Michael Moore is back, and he’s back full of rage, anger and determination to tell it as it is even if the rest of the world wants to bury their heads in the sand. This is the man who took on the NRA, the Bush administration and the health care system in America. And he has a new target in his sights. None other, than Mr. Donald Trump. Although, Moore’s outrage machine is not aimed directly at the 45th President of the United States, but at the media, the democratic party and Gwen Stefani. Moore pulls back the band-aid that is trying hold a crippled country together, in order to show the viewer a system that disenfranchises voters, mistreats its poor, and allows corruption to flourish. There’s a real sense of passion behind this latest project of Moore’s and as a result Fahrenheit 11/9 is ultimately Moore’s best film in years.
The documentary starts with the days just before the election, when the world was told that Hillary Clinton was going to be the next President. Looking back, just those short couple of years (although it sometimes feels like a lifetime ago) there was no doubt that Clinton was going to win. Moore uses footage of women crying after casting votes for her, and news reporters laughing about how Trump has no chance to win, with the use of ‘Fight Song’ blasting out, in all of it’s over eager pop glory. Then, suddenly the truth sinks in and Moore shows the footage of Trump’s face being projected on the Empire State Building. It’s enough to send shivers down your spine.

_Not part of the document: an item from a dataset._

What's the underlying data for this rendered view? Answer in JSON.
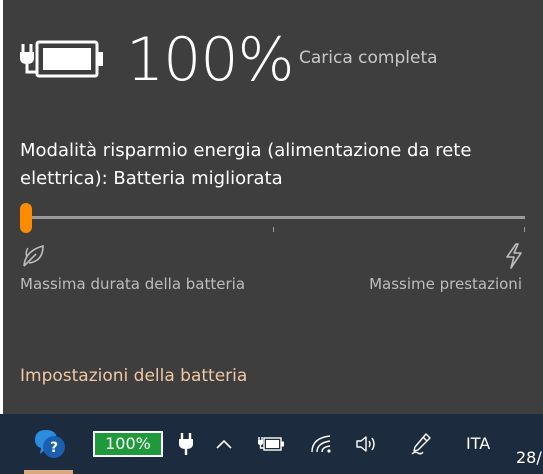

Moore quickly rushes through the history of Trump with such a manic approach that it’s almost hard to follow. From the role Gwen Stefani played in his Presidency (he was outraged that she was being paid more for her role on The Voice, then his role of The Apprentice), to how creepy Trump can sometimes be with his daughter Ivanka (yes, we see those photos) to his history with the “Central Park Five”. Although, these are facts and ‘gossip’ that is known to the public, so one may feel that at first that this documentary is directionless. And, with the Trump Presidency being analyzed in real-time, what could a documentary about him possibly add to the conversation? However, Moore isn’t really interested in the tabloid drama surrounds Trump and the Republicans. No, what Moore is interested in, is the really dirty stuff and he’s going to roll up sleeves and get stuck right in.

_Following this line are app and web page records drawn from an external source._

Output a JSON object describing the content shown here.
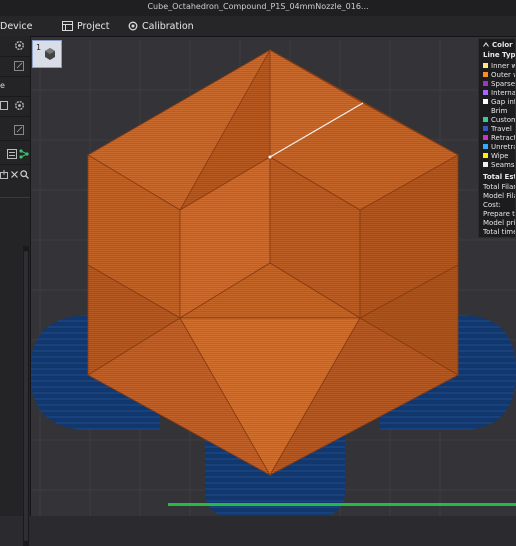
{
  "window": {
    "title": "Cube_Octahedron_Compound_P1S_04mmNozzle_016..."
  },
  "menubar": {
    "tabs": [
      {
        "label": "Device",
        "icon": "device-icon"
      },
      {
        "label": "Project",
        "icon": "project-icon"
      },
      {
        "label": "Calibration",
        "icon": "calibration-icon"
      }
    ]
  },
  "sidebar": {
    "partial_text": "e",
    "icons": [
      "gear-icon",
      "edit-icon",
      "plate-icon",
      "gear-icon",
      "edit-icon",
      "list-icon",
      "tree-icon",
      "export-icon",
      "close-icon",
      "search-icon"
    ]
  },
  "plate": {
    "number": "1"
  },
  "legend": {
    "header": "Color Scheme",
    "line_type_label": "Line Type",
    "items": [
      {
        "label": "Inner wall",
        "color": "#ffe680"
      },
      {
        "label": "Outer wall",
        "color": "#ff8c1a"
      },
      {
        "label": "Sparse infill",
        "color": "#9933cc"
      },
      {
        "label": "Internal solid infill",
        "color": "#a366ff"
      },
      {
        "label": "Gap infill",
        "color": "#ffffff"
      },
      {
        "label": "Brim",
        "color": "#1c1c1e"
      },
      {
        "label": "Custom",
        "color": "#33cc99"
      },
      {
        "label": "Travel",
        "color": "#3355cc"
      },
      {
        "label": "Retract",
        "color": "#cc33cc"
      },
      {
        "label": "Unretract",
        "color": "#33aaff"
      },
      {
        "label": "Wipe",
        "color": "#ffee00"
      },
      {
        "label": "Seams",
        "color": "#f0f0f0"
      }
    ],
    "stats_title": "Total Estimation",
    "stats": [
      "Total Filament:",
      "Model Filament:",
      "Cost:",
      "Prepare time:",
      "Model printing time:",
      "Total time:"
    ]
  },
  "colors": {
    "model": "#c86428",
    "brim": "#143e7a",
    "background": "#333338",
    "progress": "#22bb44"
  }
}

Fahrenheit 11/9 is at its strongest when it settles down in a place that Moore knows very well: Flint, Michigan. One suspects that many outside of Flint, aren’t aware of its water crisis. Moore presents the case of the downright criminal behavior that went down in Flint in stark, terrifying terms, speaking to a pediatrician about the lead levels in the water and even trying to perform a citizen’s arrest on Governor Rick Snyder. In one bold move Moore turns up with a glass of water for Snyder to wet his lips. How does this tie in with Trump. Well, Moore suggest that by Snyder getting away with his crimes, it may have inspired Trump to operate in previously unimaginable ways in plain sight. Although, Moore is a little ham-fisted with his comparison with Trump to Hitler, still it’s hard not to be caught up in all of Moore’s fire and fury.
It isn’t just Flint, Michigan which is the focus of Moore’s attention. As the film develops, he expands to other issues that clearly matter to him, including a teachers’ strike in West Virginia and the Parkland kids. It would take someone with a real lack of compassion, not to be moved by this. Moore proposes the crazy notion, that shouldn’t issues like water that doesn’t poison our children, teachers making enough money to be above the poverty line, and a way to stop school shootings be issues that everyone, regardless of party, gets behind? It is clear that to Moore (and a massive amount of people), that the democratic system is broken, and needs to radically change.
Perhaps, Fahrenheit 11/9 would have been a stronger film if it didn’t try to cram so much into its two-hour run time. However, considering how much has taken place in the last two years, it’s amazing that Moore has managed to condensed it down. America may not be ready for Moore’s documentary, as it only achieved a little over $3 million in ticket sales on its opening weekend in 1,719 theaters. Still, Moore seems to have kept his fighting spirit, and maybe that might rub off on a few undecided voters in 2020. I guess, only time will tell whether Moore will be doing a follow-up documentary in two years time.